‘It sends a clear signal’: Pride flag torn at restaurant owned by couple that sued the state to legalize gay marriage in Utah

(Photo courtesy of Moudi Sbeity) The pride flag hanging above Laziz Kitchen, located at 912 S. Jefferson Street in Salt Lake City, was torn over night on Monday. "Actions like this send a clear signal to LGBTQ youth, teens who are transitioning, teens who identify as queer or gender fluid that they are not accepted," said Moudi Sbeity, who co-owns the restaurant.

The pride flag that hangs over the entryway to Laziz Kitchen in Salt Lake City is an important symbol to Moudi Sbeity, who was among three couples who successfully sued in 2013 to legalize gay marriage in Utah.

It sends a message, Sbeity said, that there’s room for everyone there.

That’s why it was so upsetting when he came to work Tuesday to find someone had mostly torn down the flag overnight, leaving just a vestige of rainbow cloth swaying in the wind.

“For a lot of people who feel marginalized because of who they are, something as simple as a pride flag can really instill a sense of hope and acceptance and welcoming,” Sbeity said Wednesday. “It sends a clear signal that there’s still a lot of intolerance and a long way to go for full acceptance within our community.”

Laziz, located at 912 S. Jefferson St., evolved from a business selling hummus at the Downtown Farmers Market in Pioneer Park to a full-fledged restaurant with a Middle Eastern menu. Sbeity owns the restaurant with his husband, Sen. Derek Kitchen, a former Salt Lake City councilman and the only openly gay lawmaker in the state Legislature.

The pride flag incident happened just days after Laziz was featured on The Food Network’s “Diners, Drive-Ins & Dives” — the first “Pop & Pop” shop to appear on the show, the restaurant joked in a post on Facebook.

It’s not the first time someone has targeted the flag. Since the restaurant opened in November 2016, Laziz has had one flag stolen and another dismounted.

“If this was a one-time thing, I could say maybe it’s some kids that are just having fun at someone else’s expense,” Sbeity said. “But when it comes to pride flags and incidents like this, it usually is because a person feels strongly towards that symbol.”

Since the restaurant posted about the flag on social media, Sbeity said it has received an outpouring of community support, with many people reaching out to donate flags and offering kind words.

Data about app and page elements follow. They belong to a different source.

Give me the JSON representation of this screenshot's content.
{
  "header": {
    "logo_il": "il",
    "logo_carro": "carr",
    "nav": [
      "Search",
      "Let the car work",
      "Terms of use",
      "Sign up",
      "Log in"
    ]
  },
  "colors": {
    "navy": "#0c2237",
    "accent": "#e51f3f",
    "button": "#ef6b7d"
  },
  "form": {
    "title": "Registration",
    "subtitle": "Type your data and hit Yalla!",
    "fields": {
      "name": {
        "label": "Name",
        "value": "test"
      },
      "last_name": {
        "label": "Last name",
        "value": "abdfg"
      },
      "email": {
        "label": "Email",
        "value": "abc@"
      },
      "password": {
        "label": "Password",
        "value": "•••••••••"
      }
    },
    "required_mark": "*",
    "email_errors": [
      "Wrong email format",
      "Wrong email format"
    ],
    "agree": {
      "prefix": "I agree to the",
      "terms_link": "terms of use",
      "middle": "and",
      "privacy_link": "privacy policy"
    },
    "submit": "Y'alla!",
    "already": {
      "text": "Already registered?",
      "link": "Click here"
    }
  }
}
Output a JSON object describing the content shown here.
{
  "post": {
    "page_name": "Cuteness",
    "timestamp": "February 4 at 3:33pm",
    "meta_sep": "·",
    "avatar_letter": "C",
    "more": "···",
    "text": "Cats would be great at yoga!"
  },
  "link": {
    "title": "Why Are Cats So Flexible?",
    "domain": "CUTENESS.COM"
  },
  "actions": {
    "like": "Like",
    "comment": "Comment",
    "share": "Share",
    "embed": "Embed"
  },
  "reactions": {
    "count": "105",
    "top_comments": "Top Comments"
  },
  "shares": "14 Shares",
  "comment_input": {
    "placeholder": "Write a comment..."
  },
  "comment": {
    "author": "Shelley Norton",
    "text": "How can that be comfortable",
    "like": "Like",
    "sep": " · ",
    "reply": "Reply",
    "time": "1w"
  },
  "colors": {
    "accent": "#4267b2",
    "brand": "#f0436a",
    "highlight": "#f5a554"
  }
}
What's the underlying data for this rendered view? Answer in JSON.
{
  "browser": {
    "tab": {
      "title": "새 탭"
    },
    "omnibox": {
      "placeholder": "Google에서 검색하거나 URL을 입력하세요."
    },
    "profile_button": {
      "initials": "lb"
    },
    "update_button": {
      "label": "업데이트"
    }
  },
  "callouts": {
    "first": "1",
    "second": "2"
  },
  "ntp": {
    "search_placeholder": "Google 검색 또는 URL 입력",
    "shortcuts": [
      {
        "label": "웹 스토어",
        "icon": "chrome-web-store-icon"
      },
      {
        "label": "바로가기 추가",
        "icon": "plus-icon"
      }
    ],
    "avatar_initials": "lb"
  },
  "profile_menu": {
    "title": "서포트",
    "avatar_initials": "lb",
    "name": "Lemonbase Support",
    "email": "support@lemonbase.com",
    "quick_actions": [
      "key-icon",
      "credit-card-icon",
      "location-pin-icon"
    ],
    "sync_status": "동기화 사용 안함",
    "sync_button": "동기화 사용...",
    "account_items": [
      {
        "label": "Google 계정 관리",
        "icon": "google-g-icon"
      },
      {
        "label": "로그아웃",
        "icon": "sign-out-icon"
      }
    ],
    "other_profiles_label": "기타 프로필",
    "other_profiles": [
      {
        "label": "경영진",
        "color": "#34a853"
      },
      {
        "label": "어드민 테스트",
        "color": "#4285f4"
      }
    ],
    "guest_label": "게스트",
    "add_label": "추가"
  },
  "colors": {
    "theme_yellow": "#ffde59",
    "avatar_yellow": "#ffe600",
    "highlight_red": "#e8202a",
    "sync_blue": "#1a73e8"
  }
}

“Although we only need one flag, we are gladly accepting the rest to share with other community members that might want one or need one,” he said. “A lot of people have reached out to just voice their support, which feels really good to know that we have a community standing alongside us.”

Laziz hasn’t replaced the flag yet but plans to soon. “We have a large one on order,” Sbeity said.

Leah Hogsten | The Salt Lake Tribune Plaintiffs in the now-closed case of Kitchen v. Herbert, Derek Kitchen and Moudi Sbeity discuss the journey to marriage equality in Utah and what it's been like to be at the focal point of one of the highest-profile, history-making gay marriage cases in the country,Thursday, October 9, 2014 at their home in Salt Lake City. The same-sex plaintiffs, whose win at the 10th Circuit Court of Appeals was upheld when the U.S. Supreme Court declined to hear the stateÕs appeal.

The Salt Lake Tribune is partnering with ProPublica and newsrooms across the country to better understand the prevalence and nature of hate crimes, bias and prejudice. You can share your insights with us at sltrib.com/documentinghate and we may contact you for future stories.